U-value indicates the rate of heat flow due to conduction, convection, and radiation through a window as a result of a temperature difference between the inside and outside. The higher the U-factor the more heat is transferred (lost) through the window in winter. The units of U-value are: BTUs per hour per square foot per °F (Btu/hr · ft² · °F) A window with a U-factor of 0.6 will lose twice as much heat under the same conditions as one with a U-factor of 0.3.
Solar Heat Gain Coefficient (SHGC)

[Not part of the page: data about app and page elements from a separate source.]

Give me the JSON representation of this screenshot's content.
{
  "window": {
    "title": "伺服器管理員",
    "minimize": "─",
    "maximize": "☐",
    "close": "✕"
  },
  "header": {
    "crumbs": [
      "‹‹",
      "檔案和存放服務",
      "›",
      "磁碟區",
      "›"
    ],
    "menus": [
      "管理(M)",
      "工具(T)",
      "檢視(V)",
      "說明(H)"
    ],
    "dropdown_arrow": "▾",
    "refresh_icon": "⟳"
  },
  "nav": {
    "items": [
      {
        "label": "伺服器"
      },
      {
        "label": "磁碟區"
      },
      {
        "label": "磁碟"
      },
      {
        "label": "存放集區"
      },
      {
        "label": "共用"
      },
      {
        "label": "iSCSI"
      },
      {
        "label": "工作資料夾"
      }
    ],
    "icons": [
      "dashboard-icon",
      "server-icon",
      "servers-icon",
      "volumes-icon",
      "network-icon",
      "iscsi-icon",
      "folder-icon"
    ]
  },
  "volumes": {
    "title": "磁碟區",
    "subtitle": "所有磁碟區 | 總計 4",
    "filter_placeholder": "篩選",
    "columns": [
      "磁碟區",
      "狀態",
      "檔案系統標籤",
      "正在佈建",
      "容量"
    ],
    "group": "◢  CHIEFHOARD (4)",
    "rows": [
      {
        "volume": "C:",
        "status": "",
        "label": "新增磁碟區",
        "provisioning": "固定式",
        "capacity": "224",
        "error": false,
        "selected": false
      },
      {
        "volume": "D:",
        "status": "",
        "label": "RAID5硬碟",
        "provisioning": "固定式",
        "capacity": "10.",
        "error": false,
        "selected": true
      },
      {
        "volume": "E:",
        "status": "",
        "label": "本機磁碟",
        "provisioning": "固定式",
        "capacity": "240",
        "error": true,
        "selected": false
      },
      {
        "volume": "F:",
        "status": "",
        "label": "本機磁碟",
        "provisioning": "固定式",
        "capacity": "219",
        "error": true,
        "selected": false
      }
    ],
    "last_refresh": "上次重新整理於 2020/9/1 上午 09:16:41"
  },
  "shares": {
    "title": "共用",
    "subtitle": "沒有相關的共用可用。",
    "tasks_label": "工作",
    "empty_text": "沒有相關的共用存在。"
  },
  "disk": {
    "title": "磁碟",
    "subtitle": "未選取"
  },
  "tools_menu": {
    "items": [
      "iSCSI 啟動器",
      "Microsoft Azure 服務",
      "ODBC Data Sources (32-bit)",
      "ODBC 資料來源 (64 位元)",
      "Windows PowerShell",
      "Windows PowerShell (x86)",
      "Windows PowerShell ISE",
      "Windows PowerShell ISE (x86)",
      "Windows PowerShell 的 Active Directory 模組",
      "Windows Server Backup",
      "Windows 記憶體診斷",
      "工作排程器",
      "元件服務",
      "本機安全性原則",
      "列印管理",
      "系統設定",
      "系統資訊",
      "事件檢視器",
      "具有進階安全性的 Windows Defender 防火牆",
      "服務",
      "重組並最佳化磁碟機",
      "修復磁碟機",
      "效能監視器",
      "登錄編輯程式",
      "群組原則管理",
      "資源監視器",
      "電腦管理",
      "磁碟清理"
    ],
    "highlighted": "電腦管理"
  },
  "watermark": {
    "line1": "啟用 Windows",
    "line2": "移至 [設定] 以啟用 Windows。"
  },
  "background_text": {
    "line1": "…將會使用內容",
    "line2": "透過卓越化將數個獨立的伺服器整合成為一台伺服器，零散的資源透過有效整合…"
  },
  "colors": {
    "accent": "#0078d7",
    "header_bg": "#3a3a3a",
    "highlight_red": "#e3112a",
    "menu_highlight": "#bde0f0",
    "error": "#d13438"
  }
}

SHGC indicates how much of the sun's energy striking the window is transmitted through the window as heat. As the SHGC increases, the solar gain potential through a given window increases. The SHGC is a ratio between 0 and 1. SHGC = 0 means none of the incident solar gain is transmitted through the window as heat and SHGC = 1 means all of the incident solar energy is transmitted through the window as heat.
A window with an SHGC of 0.6 will admit twice as much solar heat gain as one with an SHGC of 0.3.
Typically, windows with low SHGC values are desirable in buildings with high air-conditioning loads while window coatings with high SHGC values are desirable in buildings where passive solar heating is needed.
The term "SHGC" is relatively new and is intended to replace the term "shading coefficient (SC)." While the terms are related, the shading coefficient of glass is defined as the ratio of the solar heat gain through a given glazing as compared to that of clear, .128" single-pane glass.